§ Brief:
Whenever the word "text" shows up in a line of the data, copy that line.

(Records from a collection)
::::::

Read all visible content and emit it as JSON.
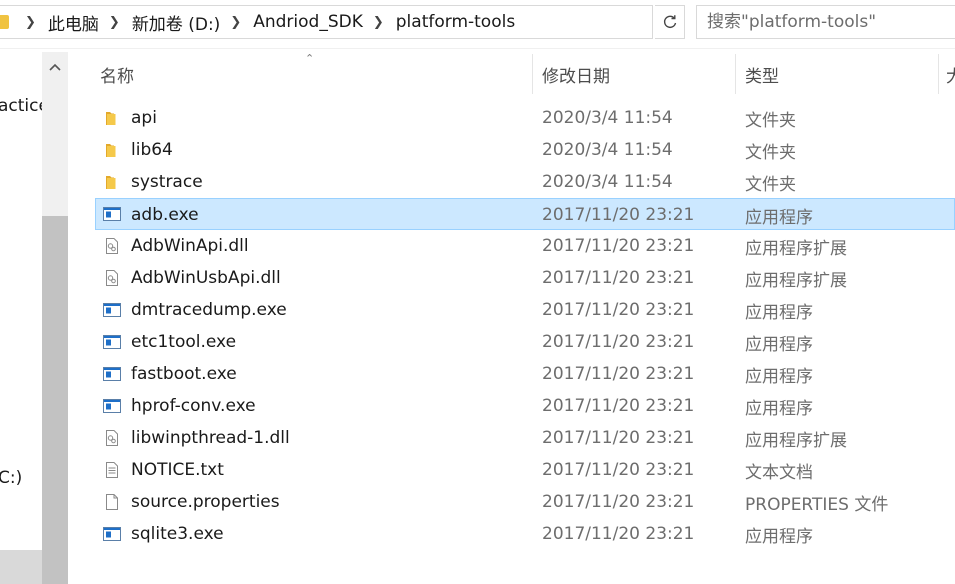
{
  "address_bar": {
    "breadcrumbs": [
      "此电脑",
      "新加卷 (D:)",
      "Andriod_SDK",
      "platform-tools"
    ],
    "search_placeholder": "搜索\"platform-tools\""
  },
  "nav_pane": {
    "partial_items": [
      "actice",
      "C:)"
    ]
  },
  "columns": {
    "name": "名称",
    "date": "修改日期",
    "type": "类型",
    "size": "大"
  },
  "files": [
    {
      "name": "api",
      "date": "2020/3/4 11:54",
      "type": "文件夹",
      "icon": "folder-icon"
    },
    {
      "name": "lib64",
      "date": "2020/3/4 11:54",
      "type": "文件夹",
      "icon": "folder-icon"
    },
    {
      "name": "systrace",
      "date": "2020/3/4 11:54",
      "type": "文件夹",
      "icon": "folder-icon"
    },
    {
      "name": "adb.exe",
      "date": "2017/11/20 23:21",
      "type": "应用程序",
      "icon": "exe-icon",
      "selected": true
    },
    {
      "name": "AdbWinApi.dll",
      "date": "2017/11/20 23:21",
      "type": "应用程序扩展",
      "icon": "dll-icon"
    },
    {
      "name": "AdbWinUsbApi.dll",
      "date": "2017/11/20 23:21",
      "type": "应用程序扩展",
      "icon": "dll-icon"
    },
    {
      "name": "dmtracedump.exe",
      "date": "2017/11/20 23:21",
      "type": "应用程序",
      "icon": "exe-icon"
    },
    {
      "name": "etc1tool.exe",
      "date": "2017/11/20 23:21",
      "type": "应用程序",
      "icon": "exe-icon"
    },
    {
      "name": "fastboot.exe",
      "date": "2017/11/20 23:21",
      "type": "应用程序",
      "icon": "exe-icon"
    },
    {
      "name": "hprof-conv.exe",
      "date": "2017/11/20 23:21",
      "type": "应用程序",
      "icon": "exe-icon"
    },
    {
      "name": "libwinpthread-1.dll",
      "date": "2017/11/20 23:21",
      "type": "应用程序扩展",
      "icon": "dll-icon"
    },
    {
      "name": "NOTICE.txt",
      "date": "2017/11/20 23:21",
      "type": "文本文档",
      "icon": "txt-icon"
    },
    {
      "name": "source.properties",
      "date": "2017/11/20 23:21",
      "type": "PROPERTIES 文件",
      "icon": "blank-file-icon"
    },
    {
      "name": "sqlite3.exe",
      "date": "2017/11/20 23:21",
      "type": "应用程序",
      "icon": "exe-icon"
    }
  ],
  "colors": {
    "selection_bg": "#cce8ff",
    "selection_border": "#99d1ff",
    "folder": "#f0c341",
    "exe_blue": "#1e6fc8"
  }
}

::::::

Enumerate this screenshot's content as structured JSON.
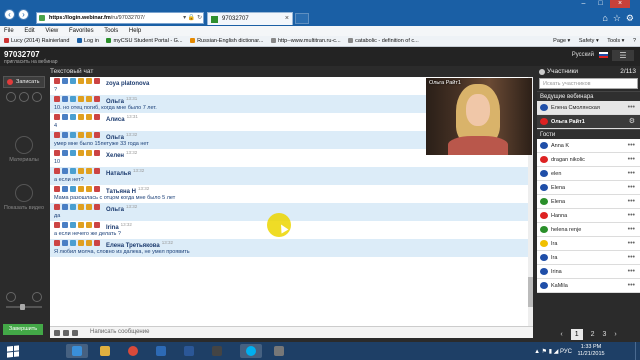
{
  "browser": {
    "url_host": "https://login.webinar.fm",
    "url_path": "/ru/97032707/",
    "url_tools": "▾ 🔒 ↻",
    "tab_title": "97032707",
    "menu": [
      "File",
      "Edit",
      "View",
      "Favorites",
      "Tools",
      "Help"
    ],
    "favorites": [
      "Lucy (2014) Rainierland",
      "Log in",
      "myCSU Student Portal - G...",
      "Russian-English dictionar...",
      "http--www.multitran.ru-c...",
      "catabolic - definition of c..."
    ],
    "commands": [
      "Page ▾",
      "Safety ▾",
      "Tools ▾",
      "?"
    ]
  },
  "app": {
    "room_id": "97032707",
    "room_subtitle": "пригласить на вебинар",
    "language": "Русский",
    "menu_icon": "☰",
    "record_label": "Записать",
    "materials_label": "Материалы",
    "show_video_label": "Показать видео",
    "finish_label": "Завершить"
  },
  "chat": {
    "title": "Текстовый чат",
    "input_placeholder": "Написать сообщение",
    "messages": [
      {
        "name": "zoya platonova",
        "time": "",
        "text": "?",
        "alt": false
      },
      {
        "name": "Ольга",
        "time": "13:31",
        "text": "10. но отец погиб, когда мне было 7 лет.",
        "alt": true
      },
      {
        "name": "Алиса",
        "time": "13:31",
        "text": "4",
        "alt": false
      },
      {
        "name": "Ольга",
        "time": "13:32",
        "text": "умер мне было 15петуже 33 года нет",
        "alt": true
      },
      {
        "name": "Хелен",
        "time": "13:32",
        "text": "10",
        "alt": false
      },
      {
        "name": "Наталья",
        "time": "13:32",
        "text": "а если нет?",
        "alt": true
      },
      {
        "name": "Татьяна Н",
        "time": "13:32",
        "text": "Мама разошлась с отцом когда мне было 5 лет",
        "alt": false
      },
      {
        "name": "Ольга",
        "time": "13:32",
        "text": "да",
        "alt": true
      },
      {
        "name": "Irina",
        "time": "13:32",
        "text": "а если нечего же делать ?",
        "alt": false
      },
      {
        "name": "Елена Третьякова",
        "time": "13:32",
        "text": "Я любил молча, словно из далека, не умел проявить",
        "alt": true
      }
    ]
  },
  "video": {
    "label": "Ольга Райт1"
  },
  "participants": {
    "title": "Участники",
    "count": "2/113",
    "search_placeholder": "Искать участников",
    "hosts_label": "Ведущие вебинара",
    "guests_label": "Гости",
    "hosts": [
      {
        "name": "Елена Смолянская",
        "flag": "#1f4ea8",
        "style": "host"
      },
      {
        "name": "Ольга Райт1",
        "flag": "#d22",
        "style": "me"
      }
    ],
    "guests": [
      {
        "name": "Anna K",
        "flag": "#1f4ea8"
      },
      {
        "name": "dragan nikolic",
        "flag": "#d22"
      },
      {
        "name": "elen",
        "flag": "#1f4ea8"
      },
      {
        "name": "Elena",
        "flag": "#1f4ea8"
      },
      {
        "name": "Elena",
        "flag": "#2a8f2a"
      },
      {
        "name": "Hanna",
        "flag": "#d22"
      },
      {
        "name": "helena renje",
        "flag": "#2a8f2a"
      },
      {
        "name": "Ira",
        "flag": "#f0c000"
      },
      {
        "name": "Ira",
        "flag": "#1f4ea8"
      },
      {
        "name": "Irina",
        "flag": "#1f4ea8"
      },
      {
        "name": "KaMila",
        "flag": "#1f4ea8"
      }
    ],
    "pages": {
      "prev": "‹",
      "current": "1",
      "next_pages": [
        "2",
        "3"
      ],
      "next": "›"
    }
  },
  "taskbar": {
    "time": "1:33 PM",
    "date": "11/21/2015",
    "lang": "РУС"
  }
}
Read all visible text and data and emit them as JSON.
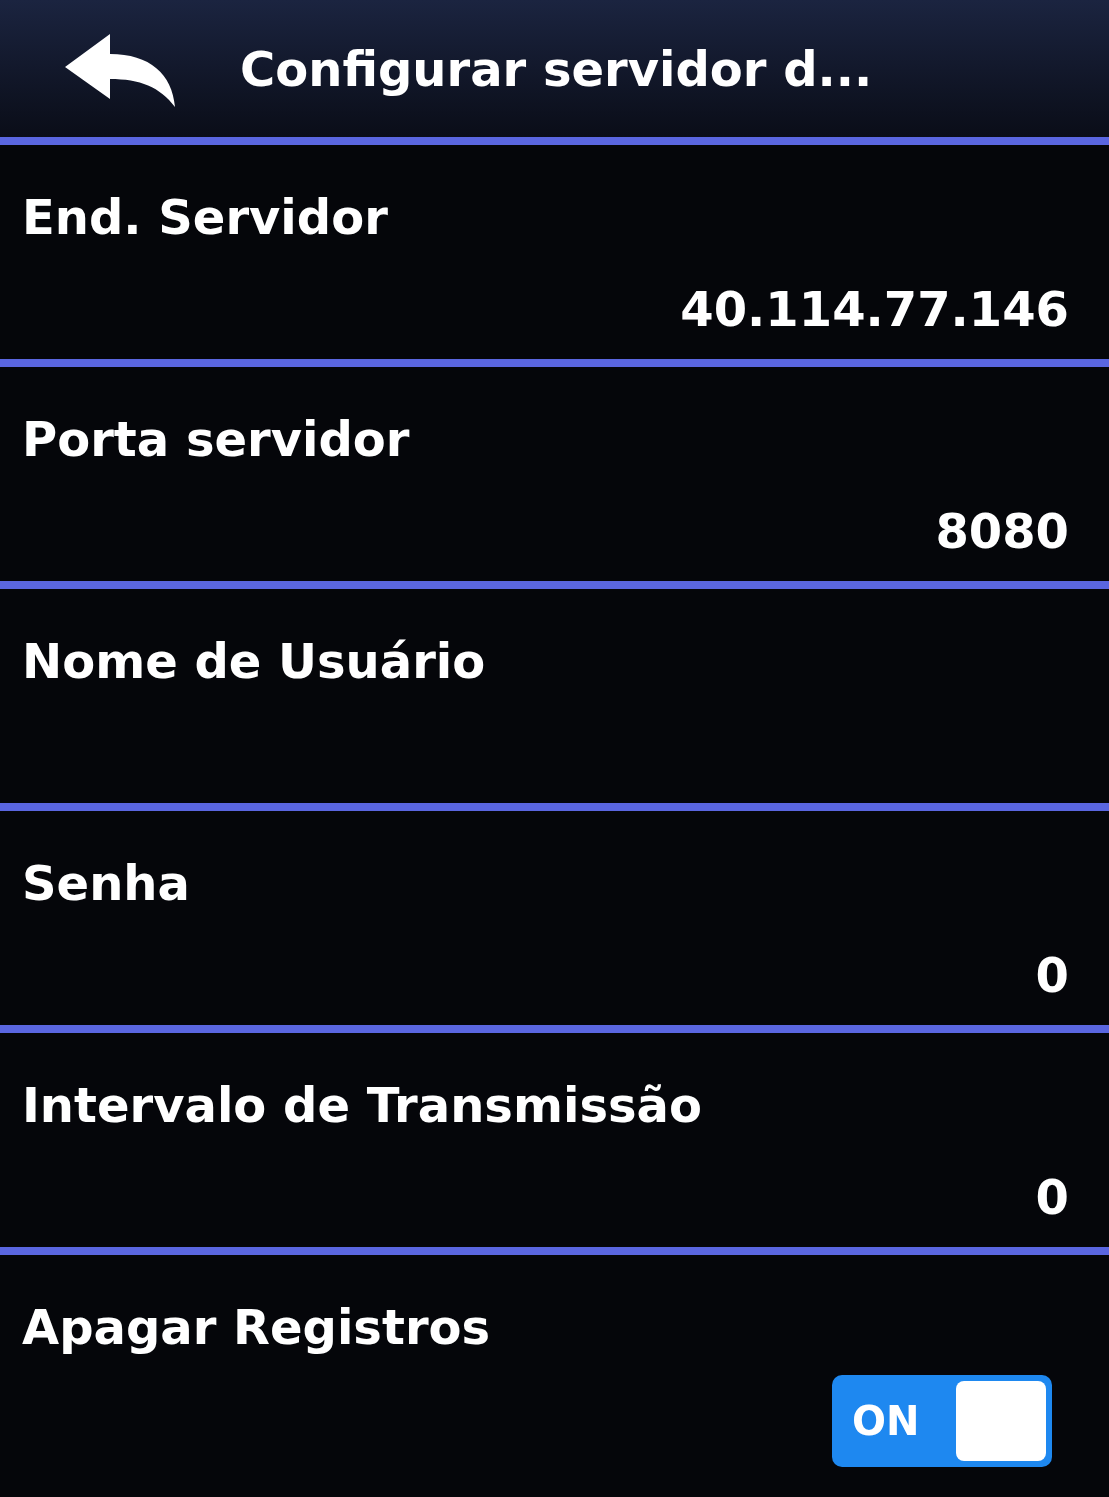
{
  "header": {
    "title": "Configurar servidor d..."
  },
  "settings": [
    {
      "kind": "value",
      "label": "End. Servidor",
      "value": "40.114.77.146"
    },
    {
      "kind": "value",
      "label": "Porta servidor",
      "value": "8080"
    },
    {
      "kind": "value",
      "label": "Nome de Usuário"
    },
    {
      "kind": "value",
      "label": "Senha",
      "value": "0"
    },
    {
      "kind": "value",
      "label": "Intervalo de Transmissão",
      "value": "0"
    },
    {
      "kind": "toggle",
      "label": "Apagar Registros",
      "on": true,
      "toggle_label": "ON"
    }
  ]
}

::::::

§ Response:
        "text": "?",
        "text": "10. но отец погиб, когда мне было 7 лет.",
        "text": "4",
        "text": "умер мне было 15петуже 33 года нет",
        "text": "10",
        "text": "а если нет?",
        "text": "Мама разошлась с отцом когда мне было 5 лет",
        "text": "да",
        "text": "а если нечего же делать ?",
        "text": "Я любил молча, словно из далека, не умел проявить",
Read all visible text and data and emit them as JSON.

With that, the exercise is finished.